In an Access form we can use controls to display or edit existing data from the underlying table or tables. Each control has two parts, a label and a text box. The label is the field name and the text box displays the actual record data when the form is in regular Form View. If you switch to Form Design view you'll see the controls show as pairs. The label is normally on the left and shows the field names. The corresponding text box, in Form Design view, also shows the name of the underlying field. Switch back to regular Form view and the label still shows the field name, but the text box now shows actual data. You can then edit or add new data for each record via the text box part of the form control. Of course when you view data using a form, you are still actually viewing the actual table data, so any changes made through the form actually change the table data.
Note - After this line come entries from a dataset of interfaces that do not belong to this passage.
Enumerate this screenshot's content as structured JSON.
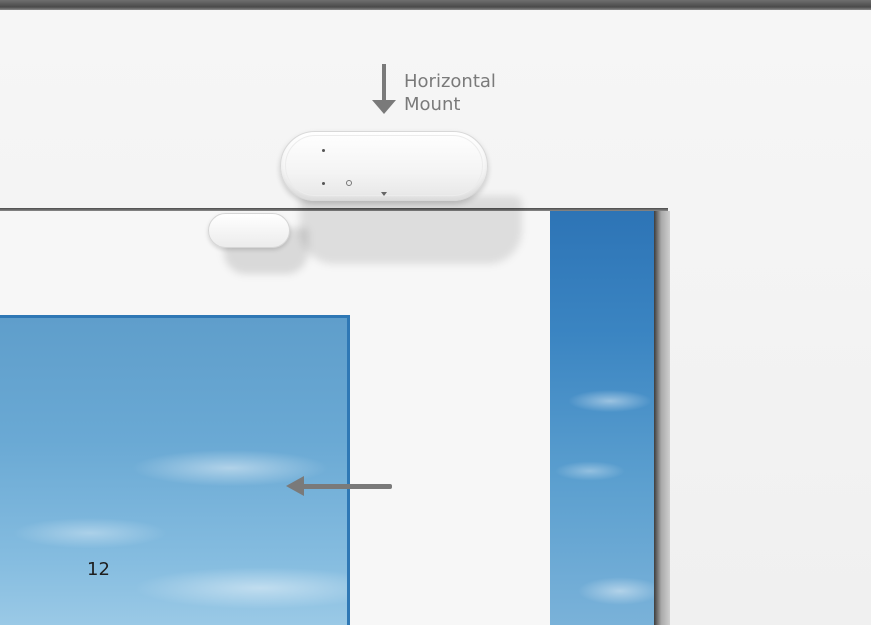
{
  "labels": {
    "mount_line1": "Horizontal",
    "mount_line2": "Mount"
  },
  "page": {
    "number": "12"
  },
  "icons": {
    "down_arrow": "arrow-down-icon",
    "left_arrow": "arrow-left-icon"
  },
  "colors": {
    "arrow": "#7a7a7a",
    "label_text": "#7a7a7a",
    "sky": "#6aa9d4",
    "window_frame": "#2f78b5"
  }
}
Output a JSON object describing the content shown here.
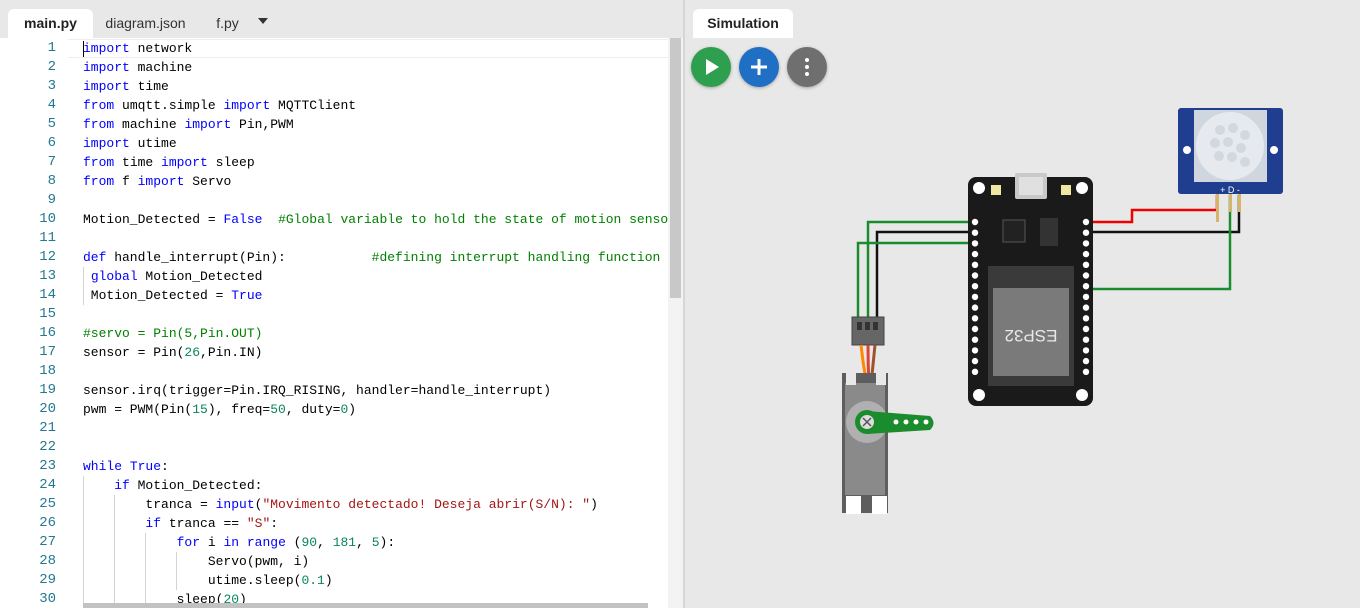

When you create a form based on a table in this way, Access automatically creates one control for each field. So each control is bound or tied to a specific table field. You can see this if you look at the Properties Sheet for the control. To do this ensure you're in Form Design view, then select the text box part of a control, and in the Design tab click the Property Sheet command. In the Property Sheet select the All tab. Then look for the CONTROL SOURCE property near the top of the list. The data in the white box to the right is the field name the control source is bound to. If you click the down arrow to the immediate right of the field name, you'll see a list of all the available fields from the underlying table.

Suppose you add a brand new field to the underlying table. Once done, the form based on the same table is then out of date as it doesn't include the new field. You can the new field to the form by first adding a new text box control and then bind that new control to the new field. To do this in form design view, ensure the Design tab is selected. The in the Controls group of commands choose the text box. The command has a lower case "ab" on it. Then in some clear space on the form draw an arbitrary sized text box. Be sure to leave some space left of where you drag the text box, for the label, which appears to the left of the text box. Notice that the text box shows as UNBOUND when first added.

To bind the new text box to the new field, select the text box, then Properties Sheet. Click the pop down just right of CONTROL SOURCE and choose the new field name. Now the text box shows the correct field name the box is bound to. You may want to resize the new text box to match the size of the other form controls. To show the correct field name in the new label, click once in the label to select it, then click once more to enter edit mode. Now just type the new label by hand and click off the label to complete. Save the form design changes and switch back to regular Form View. The new control will now be correctly labelled and will show data from the bound field.

You can amend a text box Form controls to give you wider control over selecting data to enter, by converting the control in form design to a Combo or List box type. A Combo control is a combined text box and pop down lookup list - hence the name Combo. A List box is a combined text box and always open list. In both cases you can select new data to add to the table field using a data list you can create separately.

Interested in learning more about Access 2010 form controls? A really effect way is to attend a training course. That way you can learn lots more about Access 2010 with plenty of hands on practice under guidance. So you can really boost your skills in using Access 2010.